** The input follows **

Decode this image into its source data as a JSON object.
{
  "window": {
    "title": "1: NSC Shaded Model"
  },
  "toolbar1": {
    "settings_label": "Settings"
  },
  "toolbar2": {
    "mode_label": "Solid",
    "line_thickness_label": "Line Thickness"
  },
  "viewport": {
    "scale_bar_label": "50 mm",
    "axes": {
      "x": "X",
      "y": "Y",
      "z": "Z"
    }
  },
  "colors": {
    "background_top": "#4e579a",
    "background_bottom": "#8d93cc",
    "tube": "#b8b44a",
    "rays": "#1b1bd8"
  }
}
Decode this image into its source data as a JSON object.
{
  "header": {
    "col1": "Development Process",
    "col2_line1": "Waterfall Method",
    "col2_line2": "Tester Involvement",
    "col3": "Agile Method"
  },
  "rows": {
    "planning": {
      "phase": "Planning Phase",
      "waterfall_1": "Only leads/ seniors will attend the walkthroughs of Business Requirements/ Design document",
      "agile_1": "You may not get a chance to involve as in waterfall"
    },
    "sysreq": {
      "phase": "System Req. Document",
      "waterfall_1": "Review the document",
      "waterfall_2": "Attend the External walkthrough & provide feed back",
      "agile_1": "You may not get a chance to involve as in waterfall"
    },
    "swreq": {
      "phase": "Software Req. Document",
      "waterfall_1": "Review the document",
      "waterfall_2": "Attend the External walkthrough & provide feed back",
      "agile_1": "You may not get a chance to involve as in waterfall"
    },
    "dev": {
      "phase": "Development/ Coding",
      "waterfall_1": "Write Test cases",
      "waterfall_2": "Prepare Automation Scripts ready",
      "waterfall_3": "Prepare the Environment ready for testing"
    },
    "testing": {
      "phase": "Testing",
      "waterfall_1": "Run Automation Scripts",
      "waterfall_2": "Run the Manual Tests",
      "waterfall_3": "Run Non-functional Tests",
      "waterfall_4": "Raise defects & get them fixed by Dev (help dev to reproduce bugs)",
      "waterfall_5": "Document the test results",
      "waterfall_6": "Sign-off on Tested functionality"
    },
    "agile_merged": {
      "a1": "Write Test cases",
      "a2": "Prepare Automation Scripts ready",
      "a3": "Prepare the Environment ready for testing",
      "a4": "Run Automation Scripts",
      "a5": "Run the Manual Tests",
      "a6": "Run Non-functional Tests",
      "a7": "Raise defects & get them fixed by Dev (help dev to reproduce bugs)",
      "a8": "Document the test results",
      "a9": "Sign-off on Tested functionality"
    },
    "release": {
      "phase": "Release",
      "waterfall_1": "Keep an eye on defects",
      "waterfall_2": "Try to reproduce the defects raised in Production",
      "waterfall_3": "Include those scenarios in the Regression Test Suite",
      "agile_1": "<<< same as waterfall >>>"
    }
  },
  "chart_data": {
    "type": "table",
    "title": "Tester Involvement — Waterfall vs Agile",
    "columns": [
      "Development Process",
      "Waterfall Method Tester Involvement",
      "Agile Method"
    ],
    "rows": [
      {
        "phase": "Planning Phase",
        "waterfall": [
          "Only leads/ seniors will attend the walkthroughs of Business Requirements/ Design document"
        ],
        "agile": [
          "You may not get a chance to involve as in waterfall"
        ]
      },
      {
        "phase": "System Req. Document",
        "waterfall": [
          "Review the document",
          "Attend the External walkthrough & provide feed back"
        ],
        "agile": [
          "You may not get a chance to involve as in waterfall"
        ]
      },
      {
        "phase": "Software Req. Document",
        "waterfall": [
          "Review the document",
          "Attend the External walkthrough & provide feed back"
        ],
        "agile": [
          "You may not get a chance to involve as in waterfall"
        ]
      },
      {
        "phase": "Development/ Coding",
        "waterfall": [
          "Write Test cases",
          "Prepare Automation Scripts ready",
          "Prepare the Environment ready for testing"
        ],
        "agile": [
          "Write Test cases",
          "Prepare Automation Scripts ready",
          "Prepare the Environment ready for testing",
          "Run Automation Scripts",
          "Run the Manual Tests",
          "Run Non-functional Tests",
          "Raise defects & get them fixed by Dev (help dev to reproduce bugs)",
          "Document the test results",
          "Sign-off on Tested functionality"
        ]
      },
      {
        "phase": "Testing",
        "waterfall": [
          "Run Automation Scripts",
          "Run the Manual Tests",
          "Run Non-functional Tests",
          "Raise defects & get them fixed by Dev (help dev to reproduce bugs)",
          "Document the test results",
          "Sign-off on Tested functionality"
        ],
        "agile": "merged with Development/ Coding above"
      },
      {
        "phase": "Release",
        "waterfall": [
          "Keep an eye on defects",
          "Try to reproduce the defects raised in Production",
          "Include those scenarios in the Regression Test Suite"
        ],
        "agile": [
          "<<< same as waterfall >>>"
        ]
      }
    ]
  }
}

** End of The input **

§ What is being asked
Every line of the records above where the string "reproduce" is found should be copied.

§ Exercise output
      "waterfall_4": "Raise defects & get them fixed by Dev (help dev to reproduce bugs)",
      "a7": "Raise defects & get them fixed by Dev (help dev to reproduce bugs)",
      "waterfall_2": "Try to reproduce the defects raised in Production",
          "Raise defects & get them fixed by Dev (help dev to reproduce bugs)",
          "Raise defects & get them fixed by Dev (help dev to reproduce bugs)",
          "Try to reproduce the defects raised in Production",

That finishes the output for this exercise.